\mu_1(X+Y)=\mu_1(X)+\mu_1(Y)\,

and

\operatorname{Var}(X+Y)=\operatorname{Var}(X) + \operatorname{Var}(Y)

and

\mu_3(X+Y)=\mu_3(X)+\mu_3(Y).\,

(These can also hold for variables that satisfy weaker conditions than independence. The first always holds; if the second holds, the variables are called uncorrelated).

In fact, these are the first three cumulants and all cumulants share this additivity property.

Sample moments[edit]

For all k, the k-th raw moment of a population can be estimated using the k-th raw sample moment

\frac{1}{n}\sum_{i = 1}^{n} X^k_i\,\!

applied to a sample X1,X2,..., Xn drawn from the population.

It can be shown that the expected value of the raw sample moment is equal to the k-th raw moment of the population, if that moment exists, for any sample size n. It is thus an unbiased estimator. This contrasts with the situation for central moments, whose computation uses up a degree of freedom by using the sample mean. So for example an unbiased estimate of the population variance (the second central moment) is given by

\frac{1}{n-1}\sum_{i = 1}^{n} (X_i-\bar X)^2\,\!

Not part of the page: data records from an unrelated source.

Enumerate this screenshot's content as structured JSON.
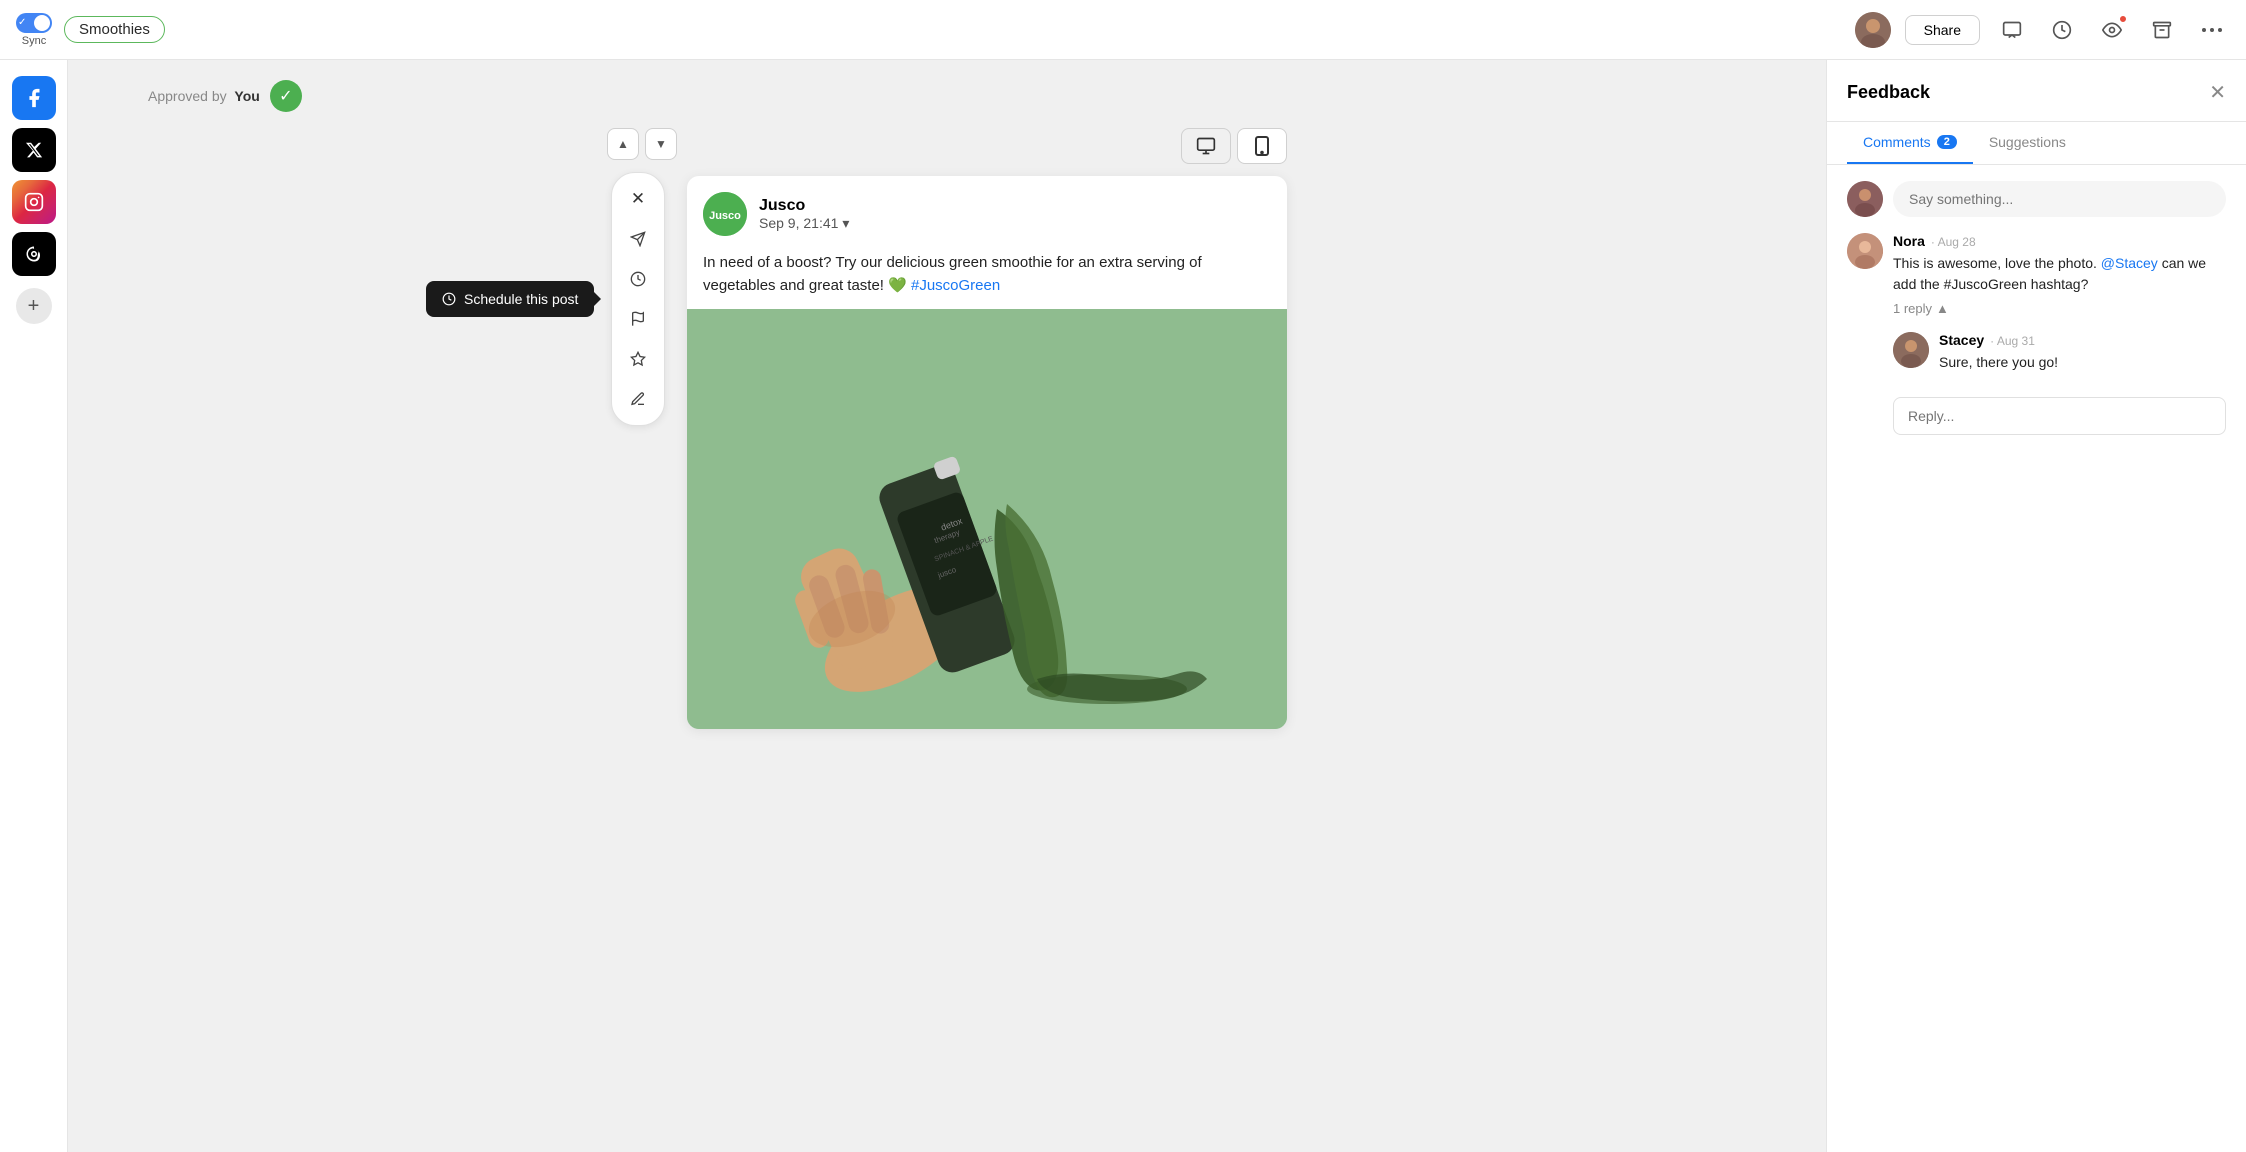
{
  "topbar": {
    "brand": "Smoothies",
    "share_label": "Share",
    "sync_label": "Sync"
  },
  "sidebar": {
    "icons": [
      {
        "name": "facebook",
        "label": "Facebook",
        "symbol": "f"
      },
      {
        "name": "x-twitter",
        "label": "X (Twitter)",
        "symbol": "𝕏"
      },
      {
        "name": "instagram",
        "label": "Instagram",
        "symbol": "◉"
      },
      {
        "name": "threads",
        "label": "Threads",
        "symbol": "@"
      },
      {
        "name": "add",
        "label": "Add",
        "symbol": "+"
      }
    ]
  },
  "post": {
    "approved_text": "Approved by",
    "approved_by": "You",
    "author": "Jusco",
    "date": "Sep 9, 21:41",
    "body": "In need of a boost? Try our delicious green smoothie for an extra serving of vegetables and great taste! 💚",
    "hashtag": "#JuscoGreen",
    "schedule_tooltip": "Schedule this post"
  },
  "toolbar": {
    "buttons": [
      {
        "name": "close",
        "symbol": "✕"
      },
      {
        "name": "send",
        "symbol": "➤"
      },
      {
        "name": "schedule",
        "symbol": "⏱"
      },
      {
        "name": "flag",
        "symbol": "⚑"
      },
      {
        "name": "label",
        "symbol": "◇"
      },
      {
        "name": "pen",
        "symbol": "✎"
      }
    ]
  },
  "feedback": {
    "title": "Feedback",
    "tabs": [
      {
        "label": "Comments",
        "badge": "2",
        "active": true
      },
      {
        "label": "Suggestions",
        "badge": null,
        "active": false
      }
    ],
    "input_placeholder": "Say something...",
    "reply_placeholder": "Reply...",
    "comments": [
      {
        "author": "Nora",
        "date": "Aug 28",
        "text_before": "This is awesome, love the photo.",
        "mention": "@Stacey",
        "text_after": "can we add the #JuscoGreen hashtag?",
        "replies_count": "1 reply"
      },
      {
        "author": "Stacey",
        "date": "Aug 31",
        "text": "Sure, there you go!"
      }
    ]
  }
}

in which the previous denominator n has been replaced by the degrees of freedom n−1, and in which \bar X refers to the sample mean. This estimate of the population moment is greater than the unadjusted observed sample moment by a factor of \tfrac{n}{n-1}, and it is referred to as the "adjusted sample variance" or sometimes simply the "sample variance".

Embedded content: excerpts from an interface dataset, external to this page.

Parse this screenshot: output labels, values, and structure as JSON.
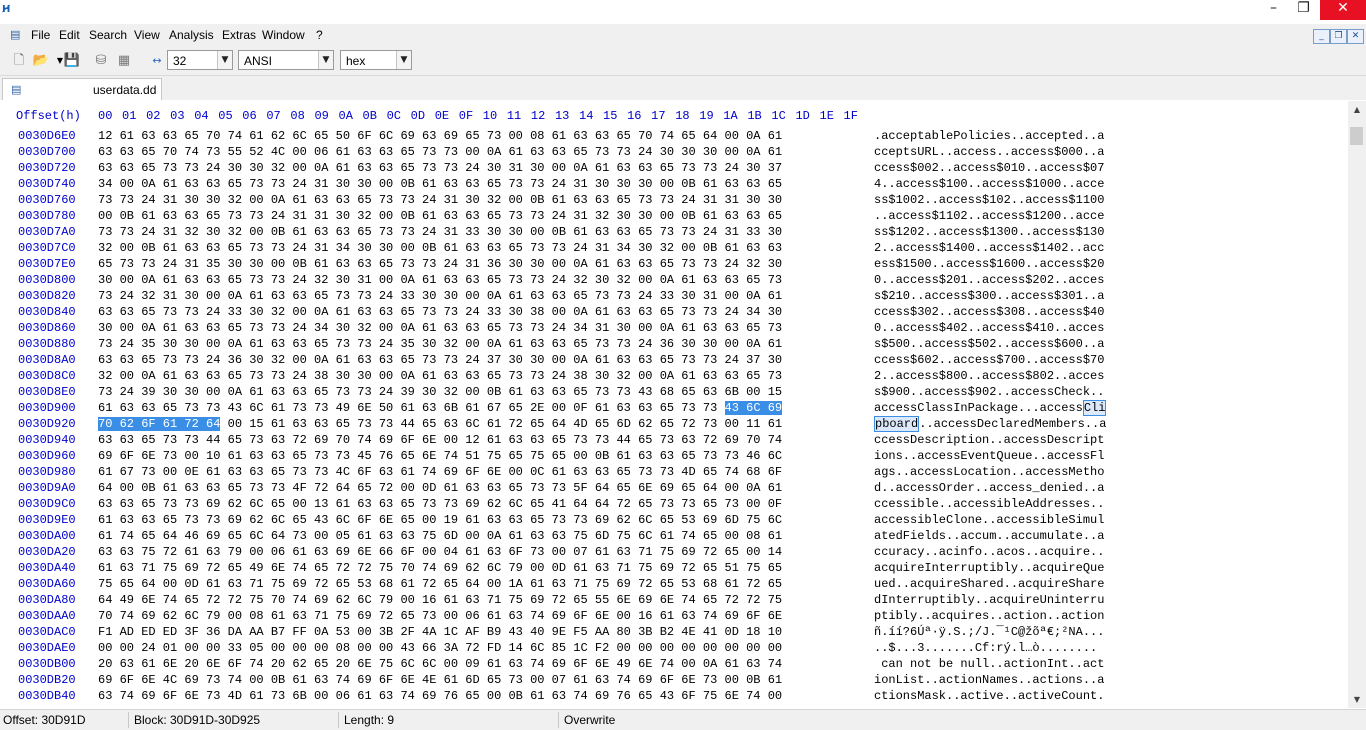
{
  "window": {
    "icon": "hxd-app-icon",
    "controls": {
      "minimize": "–",
      "maximize": "❐",
      "close": "✕"
    }
  },
  "menu": {
    "items": [
      "File",
      "Edit",
      "Search",
      "View",
      "Analysis",
      "Extras",
      "Window",
      "?"
    ]
  },
  "toolbar": {
    "bytes_per_row": "32",
    "charset": "ANSI",
    "display_mode": "hex"
  },
  "tabs": [
    {
      "label": "userdata.dd"
    }
  ],
  "editor": {
    "offset_header": "Offset(h)",
    "columns": [
      "00",
      "01",
      "02",
      "03",
      "04",
      "05",
      "06",
      "07",
      "08",
      "09",
      "0A",
      "0B",
      "0C",
      "0D",
      "0E",
      "0F",
      "10",
      "11",
      "12",
      "13",
      "14",
      "15",
      "16",
      "17",
      "18",
      "19",
      "1A",
      "1B",
      "1C",
      "1D",
      "1E",
      "1F"
    ],
    "rows": [
      {
        "offset": "0030D6E0",
        "hex": "12 61 63 63 65 70 74 61 62 6C 65 50 6F 6C 69 63 69 65 73 00 08 61 63 63 65 70 74 65 64 00 0A 61",
        "ascii": ".acceptablePolicies..accepted..a"
      },
      {
        "offset": "0030D700",
        "hex": "63 63 65 70 74 73 55 52 4C 00 06 61 63 63 65 73 73 00 0A 61 63 63 65 73 73 24 30 30 30 00 0A 61",
        "ascii": "cceptsURL..access..access$000..a"
      },
      {
        "offset": "0030D720",
        "hex": "63 63 65 73 73 24 30 30 32 00 0A 61 63 63 65 73 73 24 30 31 30 00 0A 61 63 63 65 73 73 24 30 37",
        "ascii": "ccess$002..access$010..access$07"
      },
      {
        "offset": "0030D740",
        "hex": "34 00 0A 61 63 63 65 73 73 24 31 30 30 00 0B 61 63 63 65 73 73 24 31 30 30 30 00 0B 61 63 63 65",
        "ascii": "4..access$100..access$1000..acce"
      },
      {
        "offset": "0030D760",
        "hex": "73 73 24 31 30 30 32 00 0A 61 63 63 65 73 73 24 31 30 32 00 0B 61 63 63 65 73 73 24 31 31 30 30",
        "ascii": "ss$1002..access$102..access$1100"
      },
      {
        "offset": "0030D780",
        "hex": "00 0B 61 63 63 65 73 73 24 31 31 30 32 00 0B 61 63 63 65 73 73 24 31 32 30 30 00 0B 61 63 63 65",
        "ascii": "..access$1102..access$1200..acce"
      },
      {
        "offset": "0030D7A0",
        "hex": "73 73 24 31 32 30 32 00 0B 61 63 63 65 73 73 24 31 33 30 30 00 0B 61 63 63 65 73 73 24 31 33 30",
        "ascii": "ss$1202..access$1300..access$130"
      },
      {
        "offset": "0030D7C0",
        "hex": "32 00 0B 61 63 63 65 73 73 24 31 34 30 30 00 0B 61 63 63 65 73 73 24 31 34 30 32 00 0B 61 63 63",
        "ascii": "2..access$1400..access$1402..acc"
      },
      {
        "offset": "0030D7E0",
        "hex": "65 73 73 24 31 35 30 30 00 0B 61 63 63 65 73 73 24 31 36 30 30 00 0A 61 63 63 65 73 73 24 32 30",
        "ascii": "ess$1500..access$1600..access$20"
      },
      {
        "offset": "0030D800",
        "hex": "30 00 0A 61 63 63 65 73 73 24 32 30 31 00 0A 61 63 63 65 73 73 24 32 30 32 00 0A 61 63 63 65 73",
        "ascii": "0..access$201..access$202..acces"
      },
      {
        "offset": "0030D820",
        "hex": "73 24 32 31 30 00 0A 61 63 63 65 73 73 24 33 30 30 00 0A 61 63 63 65 73 73 24 33 30 31 00 0A 61",
        "ascii": "s$210..access$300..access$301..a"
      },
      {
        "offset": "0030D840",
        "hex": "63 63 65 73 73 24 33 30 32 00 0A 61 63 63 65 73 73 24 33 30 38 00 0A 61 63 63 65 73 73 24 34 30",
        "ascii": "ccess$302..access$308..access$40"
      },
      {
        "offset": "0030D860",
        "hex": "30 00 0A 61 63 63 65 73 73 24 34 30 32 00 0A 61 63 63 65 73 73 24 34 31 30 00 0A 61 63 63 65 73",
        "ascii": "0..access$402..access$410..acces"
      },
      {
        "offset": "0030D880",
        "hex": "73 24 35 30 30 00 0A 61 63 63 65 73 73 24 35 30 32 00 0A 61 63 63 65 73 73 24 36 30 30 00 0A 61",
        "ascii": "s$500..access$502..access$600..a"
      },
      {
        "offset": "0030D8A0",
        "hex": "63 63 65 73 73 24 36 30 32 00 0A 61 63 63 65 73 73 24 37 30 30 00 0A 61 63 63 65 73 73 24 37 30",
        "ascii": "ccess$602..access$700..access$70"
      },
      {
        "offset": "0030D8C0",
        "hex": "32 00 0A 61 63 63 65 73 73 24 38 30 30 00 0A 61 63 63 65 73 73 24 38 30 32 00 0A 61 63 63 65 73",
        "ascii": "2..access$800..access$802..acces"
      },
      {
        "offset": "0030D8E0",
        "hex": "73 24 39 30 30 00 0A 61 63 63 65 73 73 24 39 30 32 00 0B 61 63 63 65 73 73 43 68 65 63 6B 00 15",
        "ascii": "s$900..access$902..accessCheck.."
      },
      {
        "offset": "0030D900",
        "hex": "61 63 63 65 73 73 43 6C 61 73 73 49 6E 50 61 63 6B 61 67 65 2E 00 0F 61 63 63 65 73 73",
        "hex_sel": "43 6C 69",
        "ascii": "accessClassInPackage...access",
        "ascii_sel": "Cli"
      },
      {
        "offset": "0030D920",
        "hex_sel_pre": "70 62 6F 61 72 64",
        "hex": " 00 15 61 63 63 65 73 73 44 65 63 6C 61 72 65 64 4D 65 6D 62 65 72 73 00 11 61",
        "ascii_sel_pre": "pboard",
        "ascii": "..accessDeclaredMembers..a"
      },
      {
        "offset": "0030D940",
        "hex": "63 63 65 73 73 44 65 73 63 72 69 70 74 69 6F 6E 00 12 61 63 63 65 73 73 44 65 73 63 72 69 70 74",
        "ascii": "ccessDescription..accessDescript"
      },
      {
        "offset": "0030D960",
        "hex": "69 6F 6E 73 00 10 61 63 63 65 73 73 45 76 65 6E 74 51 75 65 75 65 00 0B 61 63 63 65 73 73 46 6C",
        "ascii": "ions..accessEventQueue..accessFl"
      },
      {
        "offset": "0030D980",
        "hex": "61 67 73 00 0E 61 63 63 65 73 73 4C 6F 63 61 74 69 6F 6E 00 0C 61 63 63 65 73 73 4D 65 74 68 6F",
        "ascii": "ags..accessLocation..accessMetho"
      },
      {
        "offset": "0030D9A0",
        "hex": "64 00 0B 61 63 63 65 73 73 4F 72 64 65 72 00 0D 61 63 63 65 73 73 5F 64 65 6E 69 65 64 00 0A 61",
        "ascii": "d..accessOrder..access_denied..a"
      },
      {
        "offset": "0030D9C0",
        "hex": "63 63 65 73 73 69 62 6C 65 00 13 61 63 63 65 73 73 69 62 6C 65 41 64 64 72 65 73 73 65 73 00 0F",
        "ascii": "ccessible..accessibleAddresses.."
      },
      {
        "offset": "0030D9E0",
        "hex": "61 63 63 65 73 73 69 62 6C 65 43 6C 6F 6E 65 00 19 61 63 63 65 73 73 69 62 6C 65 53 69 6D 75 6C",
        "ascii": "accessibleClone..accessibleSimul"
      },
      {
        "offset": "0030DA00",
        "hex": "61 74 65 64 46 69 65 6C 64 73 00 05 61 63 63 75 6D 00 0A 61 63 63 75 6D 75 6C 61 74 65 00 08 61",
        "ascii": "atedFields..accum..accumulate..a"
      },
      {
        "offset": "0030DA20",
        "hex": "63 63 75 72 61 63 79 00 06 61 63 69 6E 66 6F 00 04 61 63 6F 73 00 07 61 63 71 75 69 72 65 00 14",
        "ascii": "ccuracy..acinfo..acos..acquire.."
      },
      {
        "offset": "0030DA40",
        "hex": "61 63 71 75 69 72 65 49 6E 74 65 72 72 75 70 74 69 62 6C 79 00 0D 61 63 71 75 69 72 65 51 75 65",
        "ascii": "acquireInterruptibly..acquireQue"
      },
      {
        "offset": "0030DA60",
        "hex": "75 65 64 00 0D 61 63 71 75 69 72 65 53 68 61 72 65 64 00 1A 61 63 71 75 69 72 65 53 68 61 72 65",
        "ascii": "ued..acquireShared..acquireShare"
      },
      {
        "offset": "0030DA80",
        "hex": "64 49 6E 74 65 72 72 75 70 74 69 62 6C 79 00 16 61 63 71 75 69 72 65 55 6E 69 6E 74 65 72 72 75",
        "ascii": "dInterruptibly..acquireUninterru"
      },
      {
        "offset": "0030DAA0",
        "hex": "70 74 69 62 6C 79 00 08 61 63 71 75 69 72 65 73 00 06 61 63 74 69 6F 6E 00 16 61 63 74 69 6F 6E",
        "ascii": "ptibly..acquires..action..action"
      },
      {
        "offset": "0030DAC0",
        "hex": "F1 AD ED ED 3F 36 DA AA B7 FF 0A 53 00 3B 2F 4A 1C AF B9 43 40 9E F5 AA 80 3B B2 4E 41 0D 18 10",
        "ascii": "ñ.íí?6Úª·ÿ.S.;/J.¯¹C@žõª€;²NA..."
      },
      {
        "offset": "0030DAE0",
        "hex": "00 00 24 01 00 00 33 05 00 00 00 08 00 00 43 66 3A 72 FD 14 6C 85 1C F2 00 00 00 00 00 00 00 00",
        "ascii": "..$...3.......Cf:rý.l…ò........"
      },
      {
        "offset": "0030DB00",
        "hex": "20 63 61 6E 20 6E 6F 74 20 62 65 20 6E 75 6C 6C 00 09 61 63 74 69 6F 6E 49 6E 74 00 0A 61 63 74",
        "ascii": " can not be null..actionInt..act"
      },
      {
        "offset": "0030DB20",
        "hex": "69 6F 6E 4C 69 73 74 00 0B 61 63 74 69 6F 6E 4E 61 6D 65 73 00 07 61 63 74 69 6F 6E 73 00 0B 61",
        "ascii": "ionList..actionNames..actions..a"
      },
      {
        "offset": "0030DB40",
        "hex": "63 74 69 6F 6E 73 4D 61 73 6B 00 06 61 63 74 69 76 65 00 0B 61 63 74 69 76 65 43 6F 75 6E 74 00",
        "ascii": "ctionsMask..active..activeCount."
      }
    ]
  },
  "status": {
    "offset": "Offset: 30D91D",
    "block": "Block: 30D91D-30D925",
    "length": "Length: 9",
    "mode": "Overwrite"
  }
}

Problem of moments[edit]

The problem of moments seeks characterizations of sequences { μn : n = 1, 2, 3, ... } that are sequences of moments of some function f.

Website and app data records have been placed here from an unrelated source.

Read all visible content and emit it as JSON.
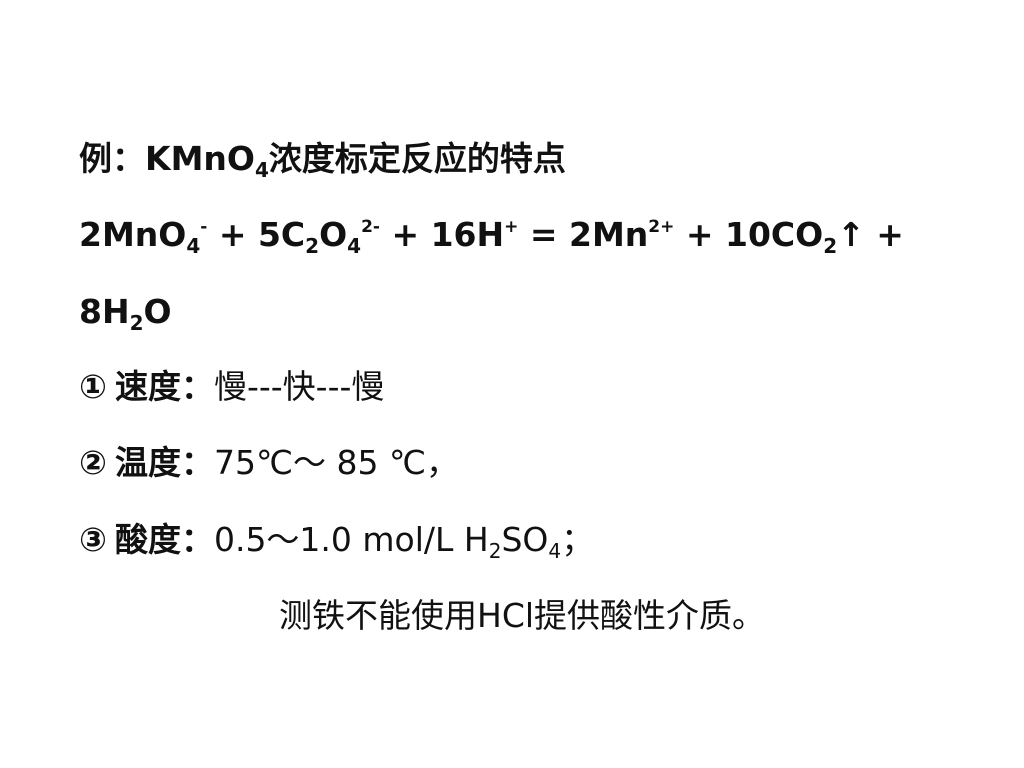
{
  "title": {
    "prefix": "例：KMnO",
    "sub": "4",
    "rest": "浓度标定反应的特点"
  },
  "equation": {
    "t1": "2MnO",
    "t1_sub": "4",
    "t1_sup": "-",
    "t2": " + 5C",
    "t2_sub1": "2",
    "t2_mid": "O",
    "t2_sub2": "4",
    "t2_sup": "2-",
    "t3": " + 16H",
    "t3_sup": "+",
    "t4": " = 2Mn",
    "t4_sup": "2+",
    "t5": " + 10CO",
    "t5_sub": "2",
    "t5_arrow": "↑ +",
    "line2_a": "8H",
    "line2_sub": "2",
    "line2_b": "O"
  },
  "items": [
    {
      "marker": "①",
      "label": "速度：",
      "value": "慢---快---慢"
    },
    {
      "marker": "②",
      "label": "温度：",
      "value": "75℃～ 85 ℃，"
    },
    {
      "marker": "③",
      "label": "酸度：",
      "value_a": "0.5～1.0 mol/L H",
      "value_sub1": "2",
      "value_b": "SO",
      "value_sub2": "4",
      "value_c": "；"
    }
  ],
  "note": "测铁不能使用HCl提供酸性介质。"
}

Partial moments[edit]

Partial moments are sometimes referred to as "one-sided moments." The nth order lower and upper partial moments with respect to a reference point r may be expressed as

\mu_n^-(r)=\int_{-\infty}^r (r - x)^n\,f(x)\,dx,
\mu_n^+(r)=\int_r^\infty (x - r)^n\,f(x)\,dx.

Partial moments are normalized by being raised to the power 1/n. The upside potential ratio may be expressed as a ratio of a first-order upper partial moment to a normalized second-order lower partial moment. They have been used in the definition of some financial metrics, such as the Sortino ratio, as they focus purely on upside or downside.

Central moments in metric spaces[edit]

Let (Md) be a metric space, and let B(M) be the Borel σ-algebra on M, the σ-algebra generated by the d-open subsets of M. (For technical reasons, it is also convenient to assume that M is a separable space with respect to the metric d.) Let 1 ≤ p ≤ +∞.

The pth central moment of a measure μ on the measurable space (M, B(M)) about a given point x0 in M is defined to be

\int_{M} d(x, x_{0})^{p} \, \mathrm{d} \mu (x).

μ is said to have finite pth central moment if the pth central moment of μ about x0 is finite for some x0 ∈ M.

This terminology for measures carries over to random variables in the usual way: if (Ω, Σ, P) is a probability space and X : Ω → M is a random variable, then the pth central moment of X about x0 ∈ M is defined to be

\int_{M} d (x, x_{0})^{p} \, \mathrm{d} \left( X_{*} (\mathbf{P}) \right) (x) \equiv \int_{\Omega} d (X(\omega), x_{0})^{p} \, \mathrm{d} \mathbf{P} (\omega),

and X has finite pth central moment if the pth central moment of X about x0 is finite for some x0 ∈ M.

See also[edit]

References[edit]

  1. ^ http://mathworld.wolfram.com/RawMoment.html Raw Moments at Math-world
  2. ^ Casella, George; Berger, Roger L. (2002). Statistical Inference (2 ed.). Pacific Grove: Duxbury. ISBN 0-534-24312-6. 
  3. ^ Ballanda, Kevin P.; MacGillivray, H. L. (1988). "Kurtosis: A Critical Review". The American Statistician (American Statistical Association) 42 (2): 111–119. doi:10.2307/2684482. JSTOR 2684482. 

External links[edit]